As Werner Kretschmer added, “We have also noticed that the use of savings products has increased in recent years. People no longer stuff their emergency savings into their mattresses: they are opting to invest it in more sensible ways. Today’s range of savings products includes more than just savings books and savings at building societies: there’s a broad spectrum of life insurance products, pension-savings products and securities investment plans.”
According to Mr. Mayr, “Austrians are more optimistic about future savings.” Some 40% believed that they would be able to save the same amount in three years. Of those surveyed, 15% believed that it would be more, whilst 36% thought that they would able to save less.
The majority of Austrians’ monthly savings of EUR 197 is placed in bank deposits (EUR 54 or 27%; this includes savings deposits, savings certificates, and current accounts). EUR 48 (representing 25%) is invested in life insurance. EUR 33 or 19% of savings goes into funds. For statistical purposes, the category life insurance and funds also includes pension-related savings products.
Savings deposit accounts continue to be the most favoured form of investment, but securities are catching up
Currently, 55% of those surveyed said that they would invest EUR 1,000 in a savings deposit account. In 2005, this figure was only 49%. Securities are already in second place when it comes to the types of preferred savings products as 18% of the respondents would chose this option (up from 12% in 2005). Deposits with building societies, life insurance and real estate all lost ground compared to the previous year’s results.

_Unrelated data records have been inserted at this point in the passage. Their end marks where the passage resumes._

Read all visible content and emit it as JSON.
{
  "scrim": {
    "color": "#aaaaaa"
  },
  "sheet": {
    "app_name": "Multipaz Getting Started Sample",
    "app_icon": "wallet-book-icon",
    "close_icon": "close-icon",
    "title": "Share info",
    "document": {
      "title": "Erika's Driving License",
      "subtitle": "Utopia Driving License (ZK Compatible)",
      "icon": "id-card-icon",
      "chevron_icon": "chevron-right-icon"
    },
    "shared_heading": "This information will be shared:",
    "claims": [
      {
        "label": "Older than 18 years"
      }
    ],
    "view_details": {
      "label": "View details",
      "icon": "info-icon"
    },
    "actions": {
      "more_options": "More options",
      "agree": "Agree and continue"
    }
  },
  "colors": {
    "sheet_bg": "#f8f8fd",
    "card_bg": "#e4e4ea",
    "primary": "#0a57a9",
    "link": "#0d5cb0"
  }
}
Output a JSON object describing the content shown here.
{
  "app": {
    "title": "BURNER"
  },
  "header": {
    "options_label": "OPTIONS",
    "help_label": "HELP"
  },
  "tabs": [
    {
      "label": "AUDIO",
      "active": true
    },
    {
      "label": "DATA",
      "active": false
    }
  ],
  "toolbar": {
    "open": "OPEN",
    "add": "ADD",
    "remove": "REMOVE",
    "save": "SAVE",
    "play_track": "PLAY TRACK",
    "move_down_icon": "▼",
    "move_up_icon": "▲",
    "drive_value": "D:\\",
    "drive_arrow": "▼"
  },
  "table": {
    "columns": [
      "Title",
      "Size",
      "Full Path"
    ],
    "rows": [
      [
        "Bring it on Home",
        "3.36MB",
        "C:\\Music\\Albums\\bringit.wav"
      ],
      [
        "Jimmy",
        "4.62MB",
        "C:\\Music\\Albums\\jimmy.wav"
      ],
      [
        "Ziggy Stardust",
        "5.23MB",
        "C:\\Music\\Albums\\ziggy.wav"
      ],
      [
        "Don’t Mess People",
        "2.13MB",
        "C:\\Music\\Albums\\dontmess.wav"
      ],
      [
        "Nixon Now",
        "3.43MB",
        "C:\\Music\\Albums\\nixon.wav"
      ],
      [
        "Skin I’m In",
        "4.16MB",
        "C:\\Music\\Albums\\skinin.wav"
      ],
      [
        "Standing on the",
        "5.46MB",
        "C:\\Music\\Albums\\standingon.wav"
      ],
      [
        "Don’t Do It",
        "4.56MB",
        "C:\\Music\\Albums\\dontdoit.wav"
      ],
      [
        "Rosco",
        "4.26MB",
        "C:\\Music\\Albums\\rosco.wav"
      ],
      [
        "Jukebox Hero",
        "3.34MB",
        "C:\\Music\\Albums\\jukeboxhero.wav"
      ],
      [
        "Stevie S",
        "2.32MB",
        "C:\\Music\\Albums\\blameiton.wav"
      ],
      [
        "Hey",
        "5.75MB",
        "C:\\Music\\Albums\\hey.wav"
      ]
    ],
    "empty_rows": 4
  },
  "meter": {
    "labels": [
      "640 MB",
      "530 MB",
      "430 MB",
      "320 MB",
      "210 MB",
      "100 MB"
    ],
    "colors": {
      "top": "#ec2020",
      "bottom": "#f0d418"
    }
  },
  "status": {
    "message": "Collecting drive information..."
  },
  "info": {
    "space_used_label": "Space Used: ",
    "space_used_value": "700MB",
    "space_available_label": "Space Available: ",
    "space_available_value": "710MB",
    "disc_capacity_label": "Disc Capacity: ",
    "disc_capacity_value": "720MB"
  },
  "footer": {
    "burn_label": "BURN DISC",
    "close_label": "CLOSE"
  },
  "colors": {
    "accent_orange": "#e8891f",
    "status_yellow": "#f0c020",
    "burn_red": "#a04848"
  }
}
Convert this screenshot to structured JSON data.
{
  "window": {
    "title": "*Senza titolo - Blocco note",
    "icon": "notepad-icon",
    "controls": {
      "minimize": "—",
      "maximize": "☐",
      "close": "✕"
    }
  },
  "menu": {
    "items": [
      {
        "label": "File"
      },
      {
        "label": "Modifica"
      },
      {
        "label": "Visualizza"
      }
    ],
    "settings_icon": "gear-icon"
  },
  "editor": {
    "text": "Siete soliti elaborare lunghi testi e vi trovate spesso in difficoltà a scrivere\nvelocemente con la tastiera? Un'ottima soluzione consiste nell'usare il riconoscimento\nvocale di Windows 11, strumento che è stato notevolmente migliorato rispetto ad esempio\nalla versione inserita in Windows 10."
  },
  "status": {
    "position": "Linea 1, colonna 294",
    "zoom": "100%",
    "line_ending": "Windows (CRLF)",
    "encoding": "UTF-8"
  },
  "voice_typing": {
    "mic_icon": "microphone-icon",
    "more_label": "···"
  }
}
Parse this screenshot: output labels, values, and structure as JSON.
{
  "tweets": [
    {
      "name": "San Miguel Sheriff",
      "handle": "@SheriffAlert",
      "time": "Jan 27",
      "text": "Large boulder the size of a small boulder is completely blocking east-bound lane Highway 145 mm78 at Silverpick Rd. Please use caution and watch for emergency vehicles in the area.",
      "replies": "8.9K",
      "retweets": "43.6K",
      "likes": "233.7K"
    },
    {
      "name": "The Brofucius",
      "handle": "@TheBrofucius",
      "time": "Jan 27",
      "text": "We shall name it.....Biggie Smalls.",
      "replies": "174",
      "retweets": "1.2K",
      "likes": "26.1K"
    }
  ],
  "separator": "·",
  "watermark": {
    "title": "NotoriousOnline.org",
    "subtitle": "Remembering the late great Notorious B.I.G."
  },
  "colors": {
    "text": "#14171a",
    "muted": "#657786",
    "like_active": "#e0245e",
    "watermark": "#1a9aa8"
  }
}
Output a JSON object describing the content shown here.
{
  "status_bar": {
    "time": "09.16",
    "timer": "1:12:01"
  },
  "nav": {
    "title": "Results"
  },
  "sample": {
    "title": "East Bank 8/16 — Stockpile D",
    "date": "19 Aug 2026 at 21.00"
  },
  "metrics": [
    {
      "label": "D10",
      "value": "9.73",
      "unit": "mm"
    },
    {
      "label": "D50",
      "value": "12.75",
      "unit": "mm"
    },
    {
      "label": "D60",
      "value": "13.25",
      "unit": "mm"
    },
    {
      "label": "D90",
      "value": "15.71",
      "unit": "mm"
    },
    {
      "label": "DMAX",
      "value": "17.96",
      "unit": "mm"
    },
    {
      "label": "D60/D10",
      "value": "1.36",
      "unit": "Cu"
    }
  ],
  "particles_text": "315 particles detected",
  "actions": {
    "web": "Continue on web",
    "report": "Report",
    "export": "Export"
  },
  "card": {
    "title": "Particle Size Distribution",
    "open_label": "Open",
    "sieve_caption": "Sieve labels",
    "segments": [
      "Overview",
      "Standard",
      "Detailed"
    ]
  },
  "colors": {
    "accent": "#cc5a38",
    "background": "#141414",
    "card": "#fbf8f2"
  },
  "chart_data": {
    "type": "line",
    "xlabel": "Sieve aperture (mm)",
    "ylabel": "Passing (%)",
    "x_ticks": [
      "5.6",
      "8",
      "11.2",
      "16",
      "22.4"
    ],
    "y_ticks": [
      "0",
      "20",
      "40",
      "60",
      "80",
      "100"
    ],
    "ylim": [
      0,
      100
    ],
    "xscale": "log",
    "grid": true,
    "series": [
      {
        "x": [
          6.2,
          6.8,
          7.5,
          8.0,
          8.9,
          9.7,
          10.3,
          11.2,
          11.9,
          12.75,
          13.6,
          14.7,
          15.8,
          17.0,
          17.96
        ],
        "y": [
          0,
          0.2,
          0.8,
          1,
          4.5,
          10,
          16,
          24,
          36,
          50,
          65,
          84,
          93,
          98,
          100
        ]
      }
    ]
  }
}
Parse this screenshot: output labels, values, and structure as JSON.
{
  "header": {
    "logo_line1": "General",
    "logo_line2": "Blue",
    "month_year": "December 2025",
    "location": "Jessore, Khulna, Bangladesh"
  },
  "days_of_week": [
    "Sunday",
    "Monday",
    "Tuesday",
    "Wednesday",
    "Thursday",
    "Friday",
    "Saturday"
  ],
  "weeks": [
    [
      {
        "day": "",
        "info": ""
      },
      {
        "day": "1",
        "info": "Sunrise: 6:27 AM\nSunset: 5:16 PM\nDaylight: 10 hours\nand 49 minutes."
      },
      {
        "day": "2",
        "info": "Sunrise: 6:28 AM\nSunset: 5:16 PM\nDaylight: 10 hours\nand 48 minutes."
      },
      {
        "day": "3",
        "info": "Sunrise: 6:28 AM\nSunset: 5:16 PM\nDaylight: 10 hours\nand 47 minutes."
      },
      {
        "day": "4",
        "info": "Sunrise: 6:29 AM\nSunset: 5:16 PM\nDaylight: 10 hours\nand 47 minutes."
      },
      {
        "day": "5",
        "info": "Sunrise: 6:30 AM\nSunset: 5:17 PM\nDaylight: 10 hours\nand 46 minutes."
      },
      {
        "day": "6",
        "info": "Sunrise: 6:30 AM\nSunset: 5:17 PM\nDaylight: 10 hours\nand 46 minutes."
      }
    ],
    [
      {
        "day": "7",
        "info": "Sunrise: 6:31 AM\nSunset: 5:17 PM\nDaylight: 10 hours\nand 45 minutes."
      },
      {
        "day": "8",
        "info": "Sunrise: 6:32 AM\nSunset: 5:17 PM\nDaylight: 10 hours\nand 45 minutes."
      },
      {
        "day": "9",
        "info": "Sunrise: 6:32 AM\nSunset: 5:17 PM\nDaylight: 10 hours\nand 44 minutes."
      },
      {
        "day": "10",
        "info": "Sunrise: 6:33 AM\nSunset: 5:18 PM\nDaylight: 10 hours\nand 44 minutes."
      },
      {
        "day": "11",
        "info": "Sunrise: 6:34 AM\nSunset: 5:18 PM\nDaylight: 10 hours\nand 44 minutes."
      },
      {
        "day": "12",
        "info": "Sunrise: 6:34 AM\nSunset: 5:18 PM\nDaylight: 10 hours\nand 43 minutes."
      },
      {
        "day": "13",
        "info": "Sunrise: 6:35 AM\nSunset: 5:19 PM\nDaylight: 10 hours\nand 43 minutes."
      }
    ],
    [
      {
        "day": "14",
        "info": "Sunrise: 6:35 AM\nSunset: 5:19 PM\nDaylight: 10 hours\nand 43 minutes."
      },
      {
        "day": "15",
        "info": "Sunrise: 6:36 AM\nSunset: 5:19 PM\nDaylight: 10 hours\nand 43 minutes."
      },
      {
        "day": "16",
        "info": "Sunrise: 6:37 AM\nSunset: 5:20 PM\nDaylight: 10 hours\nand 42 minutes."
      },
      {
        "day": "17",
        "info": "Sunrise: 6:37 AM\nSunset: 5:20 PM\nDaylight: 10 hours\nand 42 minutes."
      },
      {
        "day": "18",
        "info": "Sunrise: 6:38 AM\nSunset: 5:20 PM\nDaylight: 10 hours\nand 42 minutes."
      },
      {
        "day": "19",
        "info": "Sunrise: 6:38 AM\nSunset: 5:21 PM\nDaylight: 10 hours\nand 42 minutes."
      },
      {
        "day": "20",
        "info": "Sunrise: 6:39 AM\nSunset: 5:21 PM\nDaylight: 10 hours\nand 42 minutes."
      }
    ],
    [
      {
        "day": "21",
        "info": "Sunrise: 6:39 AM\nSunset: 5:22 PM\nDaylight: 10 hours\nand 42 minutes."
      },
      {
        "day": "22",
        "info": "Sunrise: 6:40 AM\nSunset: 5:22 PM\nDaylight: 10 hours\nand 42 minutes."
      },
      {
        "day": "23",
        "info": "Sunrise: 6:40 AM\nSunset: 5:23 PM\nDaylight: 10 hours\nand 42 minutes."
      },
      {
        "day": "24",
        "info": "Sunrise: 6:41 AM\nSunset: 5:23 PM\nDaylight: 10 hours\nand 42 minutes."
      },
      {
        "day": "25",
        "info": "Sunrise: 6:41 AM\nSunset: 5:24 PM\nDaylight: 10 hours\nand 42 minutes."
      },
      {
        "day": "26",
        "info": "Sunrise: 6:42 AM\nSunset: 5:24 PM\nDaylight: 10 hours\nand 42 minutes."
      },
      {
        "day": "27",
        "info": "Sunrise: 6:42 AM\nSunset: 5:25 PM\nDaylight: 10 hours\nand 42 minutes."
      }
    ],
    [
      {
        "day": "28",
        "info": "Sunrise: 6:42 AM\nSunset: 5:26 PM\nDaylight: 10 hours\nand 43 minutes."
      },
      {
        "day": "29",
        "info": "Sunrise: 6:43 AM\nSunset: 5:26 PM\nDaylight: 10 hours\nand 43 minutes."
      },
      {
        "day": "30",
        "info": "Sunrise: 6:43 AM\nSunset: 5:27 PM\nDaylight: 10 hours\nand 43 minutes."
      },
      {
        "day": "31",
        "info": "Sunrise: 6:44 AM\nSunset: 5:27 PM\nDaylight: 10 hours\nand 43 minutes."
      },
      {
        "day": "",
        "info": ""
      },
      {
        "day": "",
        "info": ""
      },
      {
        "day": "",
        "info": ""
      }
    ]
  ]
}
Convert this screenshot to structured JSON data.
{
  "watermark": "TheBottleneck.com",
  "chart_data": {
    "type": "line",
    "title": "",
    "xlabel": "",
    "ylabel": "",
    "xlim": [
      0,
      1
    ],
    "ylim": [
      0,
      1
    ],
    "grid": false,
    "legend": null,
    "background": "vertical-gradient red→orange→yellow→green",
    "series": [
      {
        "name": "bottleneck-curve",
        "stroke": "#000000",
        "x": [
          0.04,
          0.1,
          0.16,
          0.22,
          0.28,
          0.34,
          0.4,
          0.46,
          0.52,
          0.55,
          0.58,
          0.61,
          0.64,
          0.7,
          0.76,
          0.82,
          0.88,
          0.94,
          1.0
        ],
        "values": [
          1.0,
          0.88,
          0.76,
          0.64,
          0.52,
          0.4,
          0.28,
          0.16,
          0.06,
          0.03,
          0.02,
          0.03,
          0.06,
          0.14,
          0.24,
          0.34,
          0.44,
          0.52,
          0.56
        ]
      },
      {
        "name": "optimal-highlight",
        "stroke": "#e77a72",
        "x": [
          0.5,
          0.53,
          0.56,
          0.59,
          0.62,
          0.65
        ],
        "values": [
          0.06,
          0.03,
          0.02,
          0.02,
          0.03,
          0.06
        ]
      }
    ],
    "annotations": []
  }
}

For higher amounts of savings (e.g. EUR 10,000) a similar change was observed: 34% of those surveyed in 2005 said that a savings deposit account was the best form of investment, compared to 38% in 2006. Again, securities came in second place with 32% favouring this form of savings in 2006 versus 25% in 2005. With regard to an on-going investment of EUR 100 per month, savings deposit accounts continue to be the most well-liked form of savings, followed by deposits with building societies and savings for pension.
BA-CA Savings Tips:
For amounts around EUR 1,000 BA-CA recommends a savings deposit account or savings certificate as the best option. Currently a BA-CA KapitalSparbuch account bears 3.000% interest for a term of one year. For savings amounts of EUR 10,000, Austria’s largest bank recommends investment in an eligible 3.75% - 4.25% variable rate mortgage bond with a term of 6 years, or the SportGarantieAnleihe with a term of 4 years. For an on-going investment of around EUR 100 per month, a good option is the VorsorgePlus-Pension, a state-sponsored old-age savings plan offered by BA-CA or PensionsManagement with the “GoldenGate-Pension”. These provide flexible pension insurance, with the option of continuous or single payments.
1) Development of financial savings in 2005; Source: OenB, Statistik Austria, BA-CA; (excluding exchange rate changes).
Bank Austria Creditanstalt Press Office Austria
Peter N. Thier, Tel. +43 (0)5 05 05 Ext. 52371;